An older post, Chicxulub – slayer of dinosaurs and slayer of Maya?, was the first of three posts on the importance of the Chicxulub fracture zone. This zone is crucial to my research on changes in cave use, settlement strategies, and climate in the Cochuah region which is located on the border of the greater Chicxulub fracture zone. The first post concerned the effects this Late Cretaceous impact had on the flora and fauna at that time. This second post concerns the geology of the area as it is today and probably during most of the human presence in the area. My final post will concern how the fracture zone has affected the settlement patterns in northern Yucatan from the Middle Formative to the present.
The northern Yucatan plain consists of karst development, composed of uplifted sections of Early and Late Tertiary platform carbonates. A stretch of Quaternary beach and lagoon deposits surround the coast. Sinkholes (cenotes) and caves are very common throughout the area. There are also two fault lines, the Ticul zone directly north of the Puuc hills and the Holbox fault in the east, associated with extensive wetlands. This was pretty much the general view of the geology of the region until the late 1970s when Pemex (the Mexican state-owned oil company) began to search for places to drill oil.

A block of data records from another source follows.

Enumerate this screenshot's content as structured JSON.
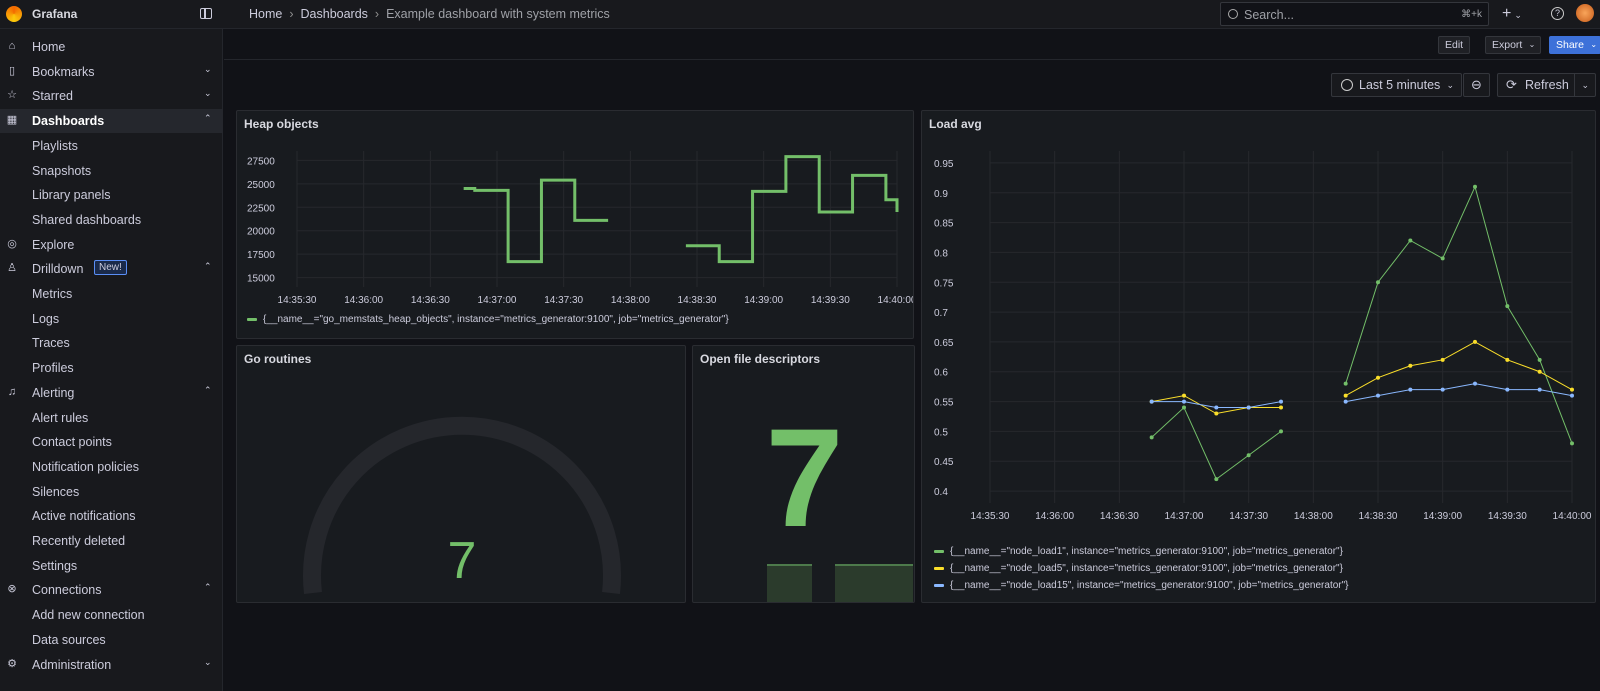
{
  "topbar": {
    "app_name": "Grafana",
    "breadcrumb": [
      "Home",
      "Dashboards",
      "Example dashboard with system metrics"
    ],
    "search_placeholder": "Search...",
    "search_shortcut": "⌘+k"
  },
  "sidebar": {
    "items": [
      {
        "label": "Home",
        "icon": "home-icon",
        "level": 0
      },
      {
        "label": "Bookmarks",
        "icon": "bookmark-icon",
        "level": 0,
        "chevron": "down"
      },
      {
        "label": "Starred",
        "icon": "star-icon",
        "level": 0,
        "chevron": "down"
      },
      {
        "label": "Dashboards",
        "icon": "dashboards-icon",
        "level": 0,
        "chevron": "up",
        "active": true
      },
      {
        "label": "Playlists",
        "level": 1
      },
      {
        "label": "Snapshots",
        "level": 1
      },
      {
        "label": "Library panels",
        "level": 1
      },
      {
        "label": "Shared dashboards",
        "level": 1
      },
      {
        "label": "Explore",
        "icon": "compass-icon",
        "level": 0
      },
      {
        "label": "Drilldown",
        "icon": "drilldown-icon",
        "level": 0,
        "chevron": "up",
        "badge": "New!"
      },
      {
        "label": "Metrics",
        "level": 1
      },
      {
        "label": "Logs",
        "level": 1
      },
      {
        "label": "Traces",
        "level": 1
      },
      {
        "label": "Profiles",
        "level": 1
      },
      {
        "label": "Alerting",
        "icon": "bell-icon",
        "level": 0,
        "chevron": "up"
      },
      {
        "label": "Alert rules",
        "level": 1
      },
      {
        "label": "Contact points",
        "level": 1
      },
      {
        "label": "Notification policies",
        "level": 1
      },
      {
        "label": "Silences",
        "level": 1
      },
      {
        "label": "Active notifications",
        "level": 1
      },
      {
        "label": "Recently deleted",
        "level": 1
      },
      {
        "label": "Settings",
        "level": 1
      },
      {
        "label": "Connections",
        "icon": "connections-icon",
        "level": 0,
        "chevron": "up"
      },
      {
        "label": "Add new connection",
        "level": 1
      },
      {
        "label": "Data sources",
        "level": 1
      },
      {
        "label": "Administration",
        "icon": "gear-icon",
        "level": 0,
        "chevron": "down"
      }
    ]
  },
  "toolbar": {
    "edit": "Edit",
    "export": "Export",
    "share": "Share",
    "time_range": "Last 5 minutes",
    "refresh": "Refresh"
  },
  "colors": {
    "green": "#73bf69",
    "yellow": "#fade2a",
    "blue": "#8ab8ff"
  },
  "panels": {
    "heap": {
      "title": "Heap objects",
      "legend": "{__name__=\"go_memstats_heap_objects\", instance=\"metrics_generator:9100\", job=\"metrics_generator\"}"
    },
    "goroutines": {
      "title": "Go routines",
      "value": "7"
    },
    "fds": {
      "title": "Open file descriptors",
      "value": "7"
    },
    "load": {
      "title": "Load avg",
      "legend": [
        "{__name__=\"node_load1\", instance=\"metrics_generator:9100\", job=\"metrics_generator\"}",
        "{__name__=\"node_load5\", instance=\"metrics_generator:9100\", job=\"metrics_generator\"}",
        "{__name__=\"node_load15\", instance=\"metrics_generator:9100\", job=\"metrics_generator\"}"
      ]
    }
  },
  "chart_data": [
    {
      "type": "line",
      "title": "Heap objects",
      "x_ticks": [
        "14:35:30",
        "14:36:00",
        "14:36:30",
        "14:37:00",
        "14:37:30",
        "14:38:00",
        "14:38:30",
        "14:39:00",
        "14:39:30",
        "14:40:00"
      ],
      "y_ticks": [
        15000,
        17500,
        20000,
        22500,
        25000,
        27500
      ],
      "ylim": [
        14000,
        28500
      ],
      "series": [
        {
          "name": "{__name__=\"go_memstats_heap_objects\", instance=\"metrics_generator:9100\", job=\"metrics_generator\"}",
          "step": true,
          "x": [
            "14:36:45",
            "14:36:50",
            "14:37:05",
            "14:37:20",
            "14:37:35",
            "14:37:50",
            "",
            "14:38:25",
            "14:38:40",
            "14:38:55",
            "14:39:10",
            "14:39:25",
            "14:39:40",
            "14:39:55",
            "14:40:00"
          ],
          "y": [
            24500,
            24300,
            16700,
            25400,
            21100,
            21100,
            null,
            18400,
            16700,
            24200,
            27900,
            22000,
            25900,
            23300,
            22000
          ]
        }
      ]
    },
    {
      "type": "line",
      "title": "Load avg",
      "x_ticks": [
        "14:35:30",
        "14:36:00",
        "14:36:30",
        "14:37:00",
        "14:37:30",
        "14:38:00",
        "14:38:30",
        "14:39:00",
        "14:39:30",
        "14:40:00"
      ],
      "y_ticks": [
        0.4,
        0.45,
        0.5,
        0.55,
        0.6,
        0.65,
        0.7,
        0.75,
        0.8,
        0.85,
        0.9,
        0.95
      ],
      "ylim": [
        0.38,
        0.97
      ],
      "x": [
        "14:36:45",
        "14:37:00",
        "14:37:15",
        "14:37:30",
        "14:37:45",
        "",
        "14:38:15",
        "14:38:30",
        "14:38:45",
        "14:39:00",
        "14:39:15",
        "14:39:30",
        "14:39:45",
        "14:40:00"
      ],
      "series": [
        {
          "name": "{__name__=\"node_load1\", instance=\"metrics_generator:9100\", job=\"metrics_generator\"}",
          "y": [
            0.49,
            0.54,
            0.42,
            0.46,
            0.5,
            null,
            0.58,
            0.75,
            0.82,
            0.79,
            0.91,
            0.71,
            0.62,
            0.48
          ]
        },
        {
          "name": "{__name__=\"node_load5\", instance=\"metrics_generator:9100\", job=\"metrics_generator\"}",
          "y": [
            0.55,
            0.56,
            0.53,
            0.54,
            0.54,
            null,
            0.56,
            0.59,
            0.61,
            0.62,
            0.65,
            0.62,
            0.6,
            0.57
          ]
        },
        {
          "name": "{__name__=\"node_load15\", instance=\"metrics_generator:9100\", job=\"metrics_generator\"}",
          "y": [
            0.55,
            0.55,
            0.54,
            0.54,
            0.55,
            null,
            0.55,
            0.56,
            0.57,
            0.57,
            0.58,
            0.57,
            0.57,
            0.56
          ]
        }
      ]
    }
  ]
}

It was Penfield and Camargo who first proposed the existence of a large impact structure on the Yucatan peninsula. They based this on gravity and magnetic data. It was later linked to the K/T boundary mass extinction by Hildebrand and Boyton. The geometry of the impact structure has been mapped by drilling, radiometric and palaeomagnetic dating, and petrologic and geochemical studies. Geophysical studies like gravity and magnetic exploration, rock magnetism, magnetotellurics and heat flow studies have provided information on the shape and dimensions of the Chicxulub structure. Below is a gravity anomaly map of the Chicxulub impact structure. The coastline is shown as a white line. A series of concentric features reveals the location of the crater. White dots represent cenotes.

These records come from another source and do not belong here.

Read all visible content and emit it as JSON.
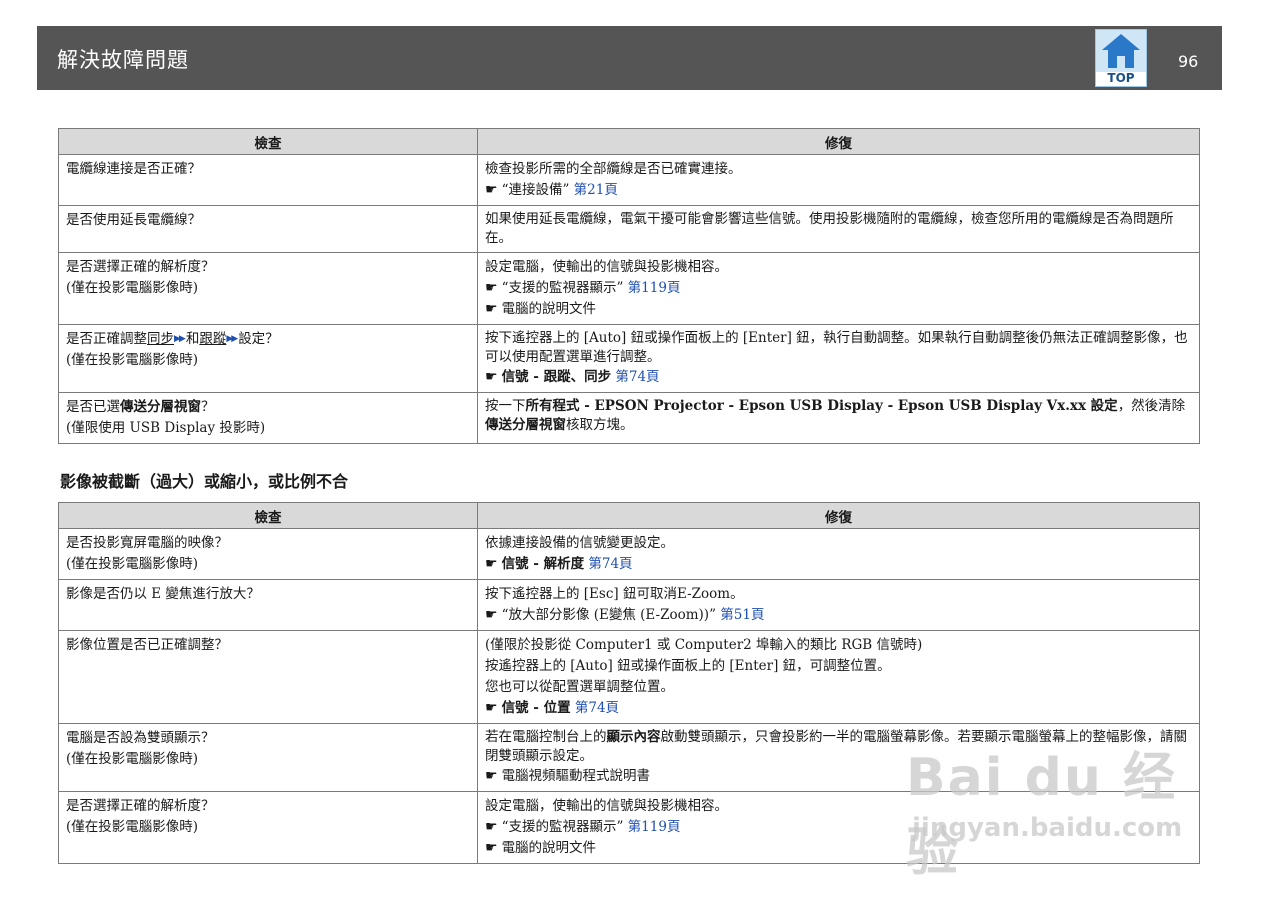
{
  "header": {
    "title": "解決故障問題",
    "top_label": "TOP",
    "page_number": "96"
  },
  "table1": {
    "headers": [
      "檢查",
      "修復"
    ],
    "rows": [
      {
        "check": [
          "電纜線連接是否正確？"
        ],
        "fix": {
          "text": "檢查投影所需的全部纜線是否已確實連接。",
          "ref_text": "“連接設備”",
          "ref_link": "第21頁"
        }
      },
      {
        "check": [
          "是否使用延長電纜線？"
        ],
        "fix": {
          "text": "如果使用延長電纜線，電氣干擾可能會影響這些信號。使用投影機隨附的電纜線，檢查您所用的電纜線是否為問題所在。"
        }
      },
      {
        "check": [
          "是否選擇正確的解析度？",
          "(僅在投影電腦影像時)"
        ],
        "fix": {
          "text": "設定電腦，使輸出的信號與投影機相容。",
          "ref_text": "“支援的監視器顯示”",
          "ref_link": "第119頁",
          "ref2": "電腦的說明文件"
        }
      },
      {
        "check_parts": [
          "是否正確調整",
          "同步",
          "和",
          "跟蹤",
          "設定？"
        ],
        "check_sub": "(僅在投影電腦影像時)",
        "fix": {
          "text": "按下遙控器上的 [Auto] 鈕或操作面板上的 [Enter] 鈕，執行自動調整。如果執行自動調整後仍無法正確調整影像，也可以使用配置選單進行調整。",
          "ref_text": "信號 - 跟蹤、同步",
          "ref_link": "第74頁"
        }
      },
      {
        "check_parts": [
          "是否已選",
          "傳送分層視窗",
          "？"
        ],
        "check_sub": "(僅限使用 USB Display 投影時)",
        "fix": {
          "parts": [
            "按一下",
            "所有程式 - EPSON Projector - Epson USB Display - Epson USB Display Vx.xx 設定",
            "，然後清除",
            "傳送分層視窗",
            "核取方塊。"
          ]
        }
      }
    ]
  },
  "section_heading": "影像被截斷（過大）或縮小，或比例不合",
  "table2": {
    "headers": [
      "檢查",
      "修復"
    ],
    "rows": [
      {
        "check": [
          "是否投影寬屏電腦的映像？",
          "(僅在投影電腦影像時)"
        ],
        "fix": {
          "text": "依據連接設備的信號變更設定。",
          "ref_text": "信號 - 解析度",
          "ref_link": "第74頁"
        }
      },
      {
        "check": [
          "影像是否仍以 E 變焦進行放大？"
        ],
        "fix": {
          "text": "按下遙控器上的 [Esc] 鈕可取消E-Zoom。",
          "ref_text": "“放大部分影像 (E變焦 (E-Zoom))”",
          "ref_link": "第51頁"
        }
      },
      {
        "check": [
          "影像位置是否已正確調整？"
        ],
        "fix": {
          "lines": [
            "(僅限於投影從 Computer1 或 Computer2 埠輸入的類比 RGB 信號時)",
            "按遙控器上的 [Auto] 鈕或操作面板上的 [Enter] 鈕，可調整位置。",
            "您也可以從配置選單調整位置。"
          ],
          "ref_text": "信號 - 位置",
          "ref_link": "第74頁"
        }
      },
      {
        "check": [
          "電腦是否設為雙頭顯示？",
          "(僅在投影電腦影像時)"
        ],
        "fix": {
          "parts": [
            "若在電腦控制台上的",
            "顯示內容",
            "啟動雙頭顯示，只會投影約一半的電腦螢幕影像。若要顯示電腦螢幕上的整幅影像，請關閉雙頭顯示設定。"
          ],
          "ref2": "電腦視頻驅動程式說明書"
        }
      },
      {
        "check": [
          "是否選擇正確的解析度？",
          "(僅在投影電腦影像時)"
        ],
        "fix": {
          "text": "設定電腦，使輸出的信號與投影機相容。",
          "ref_text": "“支援的監視器顯示”",
          "ref_link": "第119頁",
          "ref2": "電腦的說明文件"
        }
      }
    ]
  },
  "watermark": {
    "brand": "Bai du 经验",
    "url": "jingyan.baidu.com"
  },
  "colors": {
    "header_bg": "#555555",
    "table_header_bg": "#d9d9d9",
    "link": "#1f4fb0"
  }
}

The overall structure of the Chicxulub multi-ring basin consists of at least four documented topographic rings. Radial positions of the topographic rings follow a square root of 2 spacing rule. The inner ring (the so-called Ring of Cenotes) has a diameter of 170 km, and within this area lie the central basin. The Ring of Cenotes is associated with the largest peripheral gravity-gradient feature in the figure above. A broad gravity low that defines the Chicxulub basin extends roughly 140 km from the center where the fourth broad ring is located. This fourth ring is a fairly discontinuous pattern of local gravity highs. Based on observations of large multi-ring basins on the moon, geologists suggest that the diameter of the Chicxulub multi-ring basin is between 260 and 340 km. The cenote in Sacalaca lies roughly 170 km from the center of the impact and marks more or less the edge of the cenote zone in the southwest.

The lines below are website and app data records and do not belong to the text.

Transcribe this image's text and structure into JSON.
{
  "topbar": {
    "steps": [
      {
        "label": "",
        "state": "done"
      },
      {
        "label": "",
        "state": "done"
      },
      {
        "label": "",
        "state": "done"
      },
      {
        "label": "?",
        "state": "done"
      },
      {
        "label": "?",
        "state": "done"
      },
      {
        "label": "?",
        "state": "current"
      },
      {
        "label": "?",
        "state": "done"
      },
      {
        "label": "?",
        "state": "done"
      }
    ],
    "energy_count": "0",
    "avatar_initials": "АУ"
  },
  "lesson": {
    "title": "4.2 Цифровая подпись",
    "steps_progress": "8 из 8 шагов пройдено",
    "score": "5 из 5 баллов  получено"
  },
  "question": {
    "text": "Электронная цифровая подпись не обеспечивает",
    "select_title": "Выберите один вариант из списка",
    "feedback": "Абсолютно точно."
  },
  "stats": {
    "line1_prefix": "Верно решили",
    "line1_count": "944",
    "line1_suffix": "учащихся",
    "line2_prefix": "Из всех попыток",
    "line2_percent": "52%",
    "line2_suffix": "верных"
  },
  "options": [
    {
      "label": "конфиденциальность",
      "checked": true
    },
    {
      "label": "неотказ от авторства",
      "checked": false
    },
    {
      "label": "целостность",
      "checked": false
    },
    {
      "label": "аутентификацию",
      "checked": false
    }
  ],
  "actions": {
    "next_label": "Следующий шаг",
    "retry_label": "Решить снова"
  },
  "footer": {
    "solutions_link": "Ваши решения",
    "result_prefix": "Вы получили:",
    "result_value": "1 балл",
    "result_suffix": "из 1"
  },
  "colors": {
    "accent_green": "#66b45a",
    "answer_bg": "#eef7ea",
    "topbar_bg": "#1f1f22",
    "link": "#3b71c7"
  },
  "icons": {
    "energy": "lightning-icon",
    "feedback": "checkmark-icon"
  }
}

The vertical structure of the Chicxulub basin differs within the impact crater and in the area outside the Ring of Cenotes. The rocks above the impact feature consist of layers of marl and limestone reaching roughly 1,100 m in depth. These rocks date back as far as the Paleocene. Below these layers lie more than 500 m of andesite glass and breccias and these are only located within the impact feature. Quantities of feldspar, augite, and shocked quartz, normally only found in impact-melt rocks, are present. Outside the Ring of Cenotes the thickness of the Tertiary carbonate rocks are 200-300 m.
Along the edge of the crater is the Ring of Cenotes, which has more than 200 cenotes, ranging between 50 and 500 m in width and 2 and 120 m in depth. There are 3 cenotes/sqkm in a 3 km wide band in the southwestern part of the Chicxulub structure. This decreases to a chain of single cenotes, 3 km apart in the southeast part of the structure. The Ring of Cenotes was formed by post-impact subsidence in the rim of the crater. The subsidence would have occurred during or after the late Tertiary. Seismic studies indicate that no major tectonic movement took place in the impacted area after a few million years. However, some form of tectonism has occurred after the impact since the Ticul fault formed in the Tertiary period.
The area that is of main interest to my research is beyond the Ring of Cenotes. Differential fracturing caused by the thickness of the Tertiary rocks may be another explanation for regional stresses. As mentioned above, the Tertiary strata that overlie the crater floor are three times thicker than the strata outside the rim. Thinner strata are more likely to fracture and the abrupt change in thickness near the Ring of Cenotes make the stresses concentrate in this region. However, stresses occur in a greater area, all the way down to the Cochuah region. The Holbox fracture zone is outside the postulated zone of ring faulting, but geologists do not rule out that the curvature of the Holbox fracture zone may be partly controlled by buried impact structures. If so, the Chicxulub fracture zone covers most of the northern Yucatan peninsula. It is strange that few archaeologists have investigated what this large feature do or did to the acquifer in Yucatan. More on this in the final post.